Chickens possess a variety of speech patterns, and poultry researchers in Georgia are helping decipher the various chicken chatter in a U.S. chicken farmer's flock.  Audio recordings of birds in stressful situations were analyzed using artificial intelligence to identify the calls of content versus stressed birds - information that may help chicken farmers understand what is stressing their birds, based on the vocalizations they are making. 

Poultry: Eggs hold promise to improve infant brain development
A study at Washington University found that including eggs in the diet of young infants, as young as six months, increased amounts of choline and DHA - two nutrients that play a vital role in infant brain development and function. The finding holds potential for this nutritionally-complete food to be used in resource-poor areas of the world.

Poultry: Robot keeps birds on their toes
A new autonomous robot is helping keep laying hens and broilers on their feed and active, to improve productivity. Replacing barn walkers, the robot keeps hens moving so they lay in nest boxes instead of on the floor, and keeps broilers active to improve weight gain.
Full Article

Swine: Weigh-in alerts producers to pathogens in weaners
French researchers are testing a new tool that would alert swine farmers that weaner pigs are showing signs that indicate the presence of pathogens. The equipment connects to feeders and water troughs, tracking individual consumption and pig weight to help develop an early disease detection tool. 

Beef: A better test for ground beef purity
Researchers at the University of British Columbia have found a better way to test for impurities in ground beef. Using a laser-equipped spectrometer, they can test with 99% accuracy whether the beef contains other animal parts, and with 80% accuracy can identify the type and amount of other animal parts used. 

Beef: Big drop in water use for beef production 
The Canadian beef industry has dramatically reduced its water footprint according to new research by the University of Manitoba, and Agriculture and Agri-Food Canada. Over the 30 years, the amount of water required to produce one kilogram of beef has dropped by 17%, due to efficiencies in crop production and beef production. 

Dairy: Wading through data for usable information
A Dutch company is helping dairy farmers make sense of all the on-farm data that can be collected on their herds. Its product combines sensor technology, machine learning and cloud computing to convert raw data into meaningful information that provides a dairy decision-support tool.

Sheep: No abnormal osteoarthritis associated with cloning
Original concerns that sheep cloning would cause early-onset osteoarthritis are unfounded, according to researchers at the University of Nottingham and the University of Glasgow. The team compared eight year old "Dolly" skeletons to naturally conceived sheep, and discovered the radiographic osteoarthritis was similar in both.
Full Article 
Whatever next?!? A look at the weird and wacky
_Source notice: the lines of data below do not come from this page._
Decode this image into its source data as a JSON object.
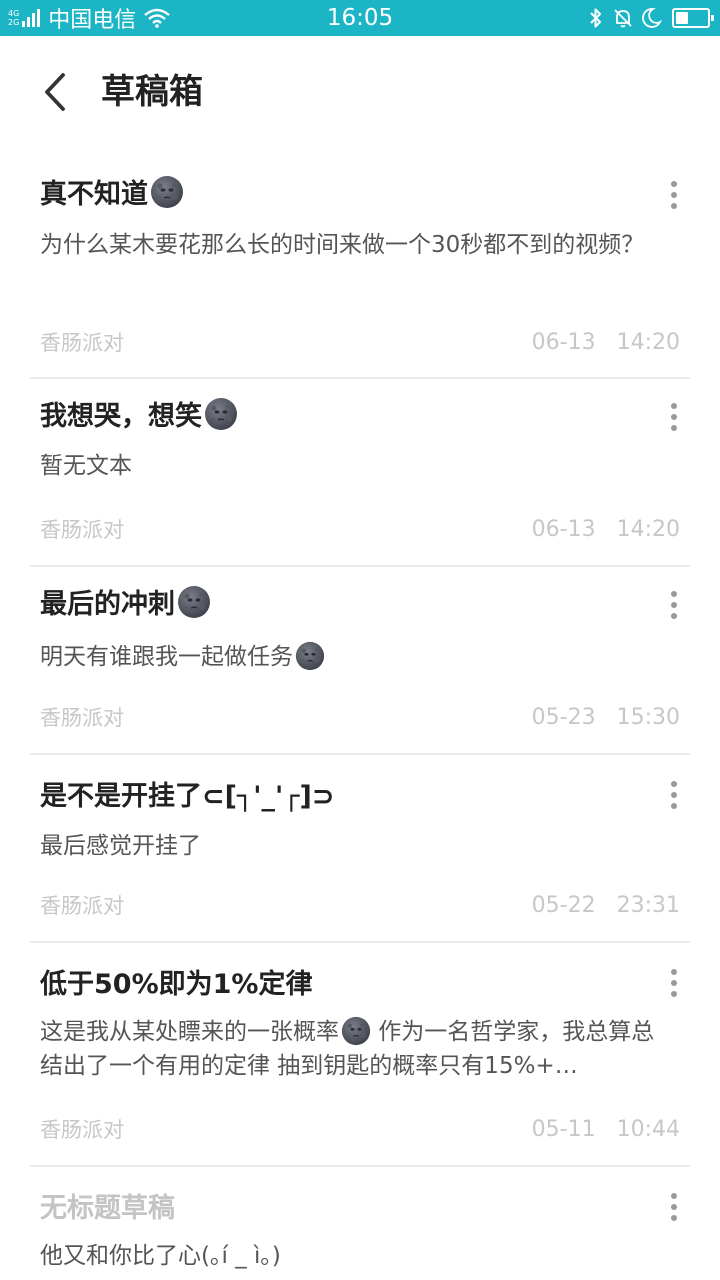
{
  "status_bar": {
    "network_top": "4G",
    "network_bottom": "2G",
    "carrier": "中国电信",
    "time": "16:05",
    "battery_level": 0.4
  },
  "header": {
    "title": "草稿箱",
    "back_icon": "chevron-left-icon"
  },
  "colors": {
    "status_bar": "#1cb5c6",
    "title_text": "#222222",
    "meta_text": "#c7c7c7",
    "divider": "#ececec"
  },
  "drafts": [
    {
      "title": "真不知道",
      "title_emoji": "new-moon-face-icon",
      "body": "为什么某木要花那么长的时间来做一个30秒都不到的视频？",
      "source": "香肠派对",
      "date": "06-13",
      "time": "14:20"
    },
    {
      "title": "我想哭，想笑",
      "title_emoji": "new-moon-face-icon",
      "body": "暂无文本",
      "source": "香肠派对",
      "date": "06-13",
      "time": "14:20"
    },
    {
      "title": "最后的冲刺",
      "title_emoji": "new-moon-face-icon",
      "body": "明天有谁跟我一起做任务",
      "body_emoji": "new-moon-face-icon",
      "source": "香肠派对",
      "date": "05-23",
      "time": "15:30"
    },
    {
      "title": "是不是开挂了⊂[┐'_'┌]⊃",
      "body": "最后感觉开挂了",
      "source": "香肠派对",
      "date": "05-22",
      "time": "23:31"
    },
    {
      "title": "低于50%即为1%定律",
      "body_before": "这是我从某处瞟来的一张概率",
      "body_after": " 作为一名哲学家，我总算总结出了一个有用的定律 抽到钥匙的概率只有15%+…",
      "source": "香肠派对",
      "date": "05-11",
      "time": "10:44"
    },
    {
      "title": "无标题草稿",
      "body": "他又和你比了心(｡í _ ì｡)"
    }
  ]
}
Turning poop into power 
Israeli scientists believe turkey and other poultry waste holds promise as a reliable, renewable fuel for heat and electricity, replacing as much as 10% of the coal used to generate electricity and reducing carbon pollution.

Are those leftovers still good?
University of Exeter archeologists have found what they believe to be the remnants of the first turkey dinner in England, from bones they've unearthed beneath a street in Exeter. The 16th century bones have been identified as from some of the first turkeys that were brought to England from the Americas. 

How much do you want to know about your dinner?
Chinese consumers can get even closer to their food source with "GoGoChicken" - a new monitoring system that tracks a bird's real-time movements through a GPS tracker on this leg. It's part of the country's growing
farm-based rural tourism movement, feeding a growing interest by urbanites in their food.